What you have to do:
The answer must be every line of the records below that holds the word "header".

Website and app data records
◇ ◇ ◇ ◇ ◇ ◇ ◇
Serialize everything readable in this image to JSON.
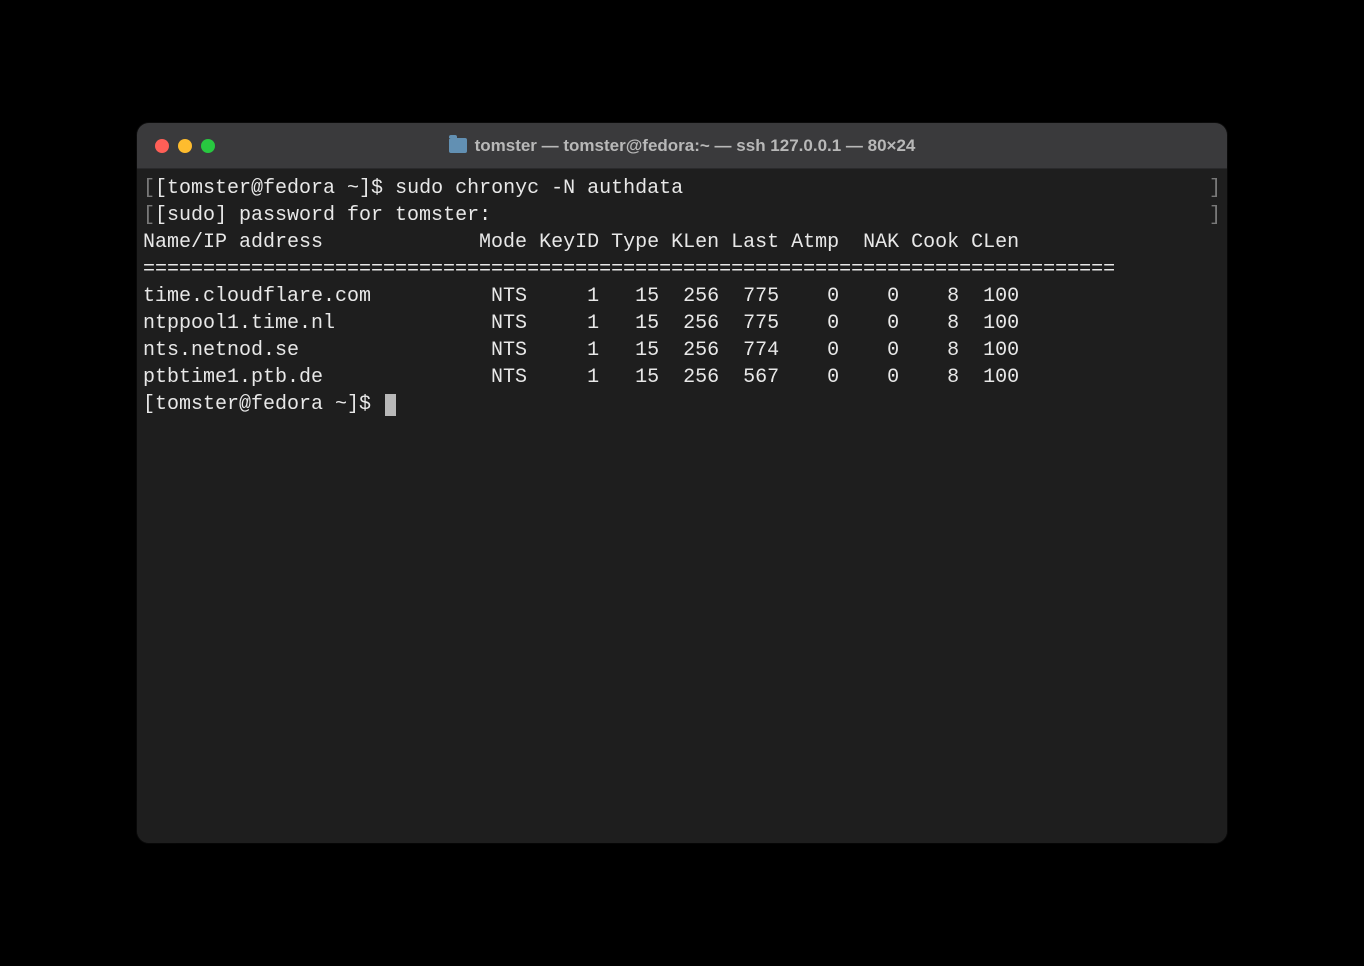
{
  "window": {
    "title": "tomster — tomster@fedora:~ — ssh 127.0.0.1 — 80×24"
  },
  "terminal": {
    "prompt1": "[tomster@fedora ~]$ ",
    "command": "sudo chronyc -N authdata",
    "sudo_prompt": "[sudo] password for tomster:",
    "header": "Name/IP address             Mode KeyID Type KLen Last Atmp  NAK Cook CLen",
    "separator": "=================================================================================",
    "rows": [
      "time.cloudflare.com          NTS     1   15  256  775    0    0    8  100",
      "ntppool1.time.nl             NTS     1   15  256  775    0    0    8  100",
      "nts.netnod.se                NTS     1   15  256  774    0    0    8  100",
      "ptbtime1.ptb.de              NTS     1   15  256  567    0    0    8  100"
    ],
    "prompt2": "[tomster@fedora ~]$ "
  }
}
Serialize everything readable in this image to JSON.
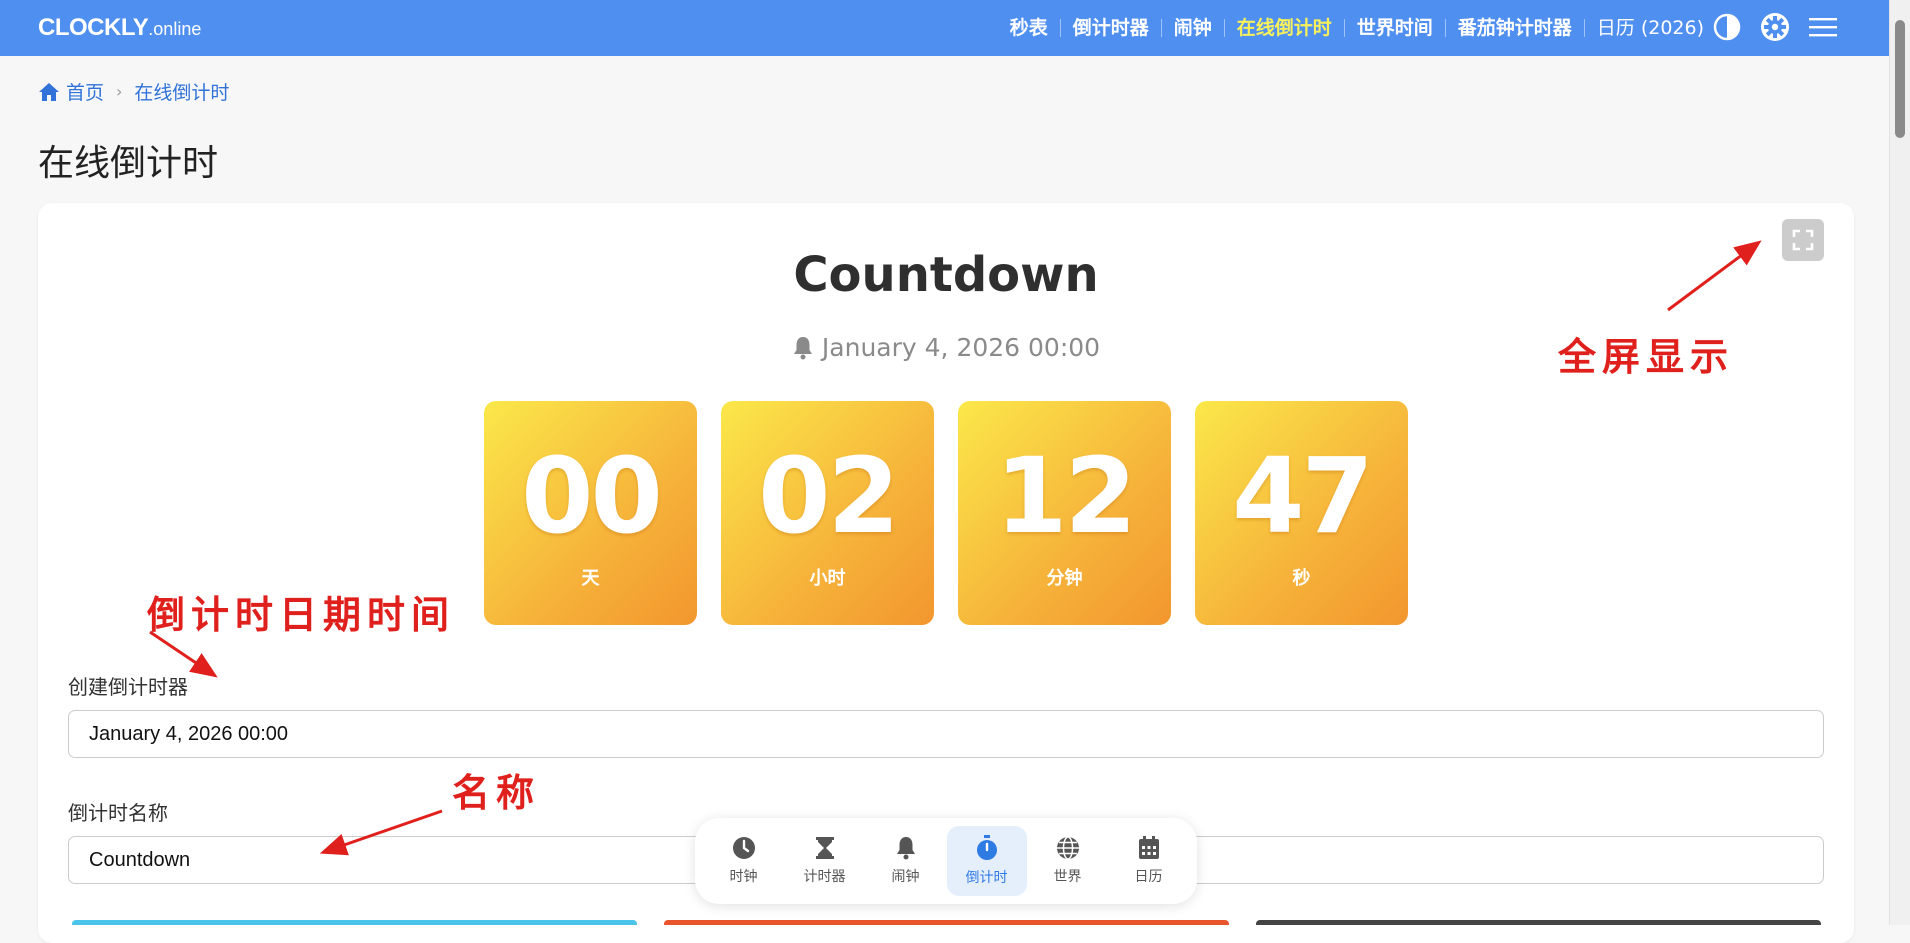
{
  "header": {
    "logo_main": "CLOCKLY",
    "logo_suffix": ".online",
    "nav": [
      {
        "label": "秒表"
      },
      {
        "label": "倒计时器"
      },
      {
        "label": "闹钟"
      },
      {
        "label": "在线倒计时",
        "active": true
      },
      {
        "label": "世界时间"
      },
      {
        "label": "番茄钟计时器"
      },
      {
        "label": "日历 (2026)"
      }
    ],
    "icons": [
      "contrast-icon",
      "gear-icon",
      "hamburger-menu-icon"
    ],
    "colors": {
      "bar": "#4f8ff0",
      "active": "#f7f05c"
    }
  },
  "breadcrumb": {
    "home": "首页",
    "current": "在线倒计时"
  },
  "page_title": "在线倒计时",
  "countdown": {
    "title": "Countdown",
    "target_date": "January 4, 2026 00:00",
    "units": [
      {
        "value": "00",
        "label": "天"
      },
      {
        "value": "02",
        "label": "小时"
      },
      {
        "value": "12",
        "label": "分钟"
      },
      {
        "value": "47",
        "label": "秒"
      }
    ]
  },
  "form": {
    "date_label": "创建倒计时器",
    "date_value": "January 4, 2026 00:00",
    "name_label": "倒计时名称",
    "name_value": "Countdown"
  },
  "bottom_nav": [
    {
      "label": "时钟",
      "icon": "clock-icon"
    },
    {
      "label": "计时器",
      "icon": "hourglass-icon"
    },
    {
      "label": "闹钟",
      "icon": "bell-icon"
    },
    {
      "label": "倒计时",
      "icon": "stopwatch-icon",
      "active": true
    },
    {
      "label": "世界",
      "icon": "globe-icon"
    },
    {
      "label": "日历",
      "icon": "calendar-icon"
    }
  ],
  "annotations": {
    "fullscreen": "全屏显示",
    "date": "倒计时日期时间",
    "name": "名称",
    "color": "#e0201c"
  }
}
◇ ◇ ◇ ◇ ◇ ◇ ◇
Answer to this problem:
    "header": "Name/IP address             Mode KeyID Type KLen Last Atmp  NAK Cook CLen",
  "header": {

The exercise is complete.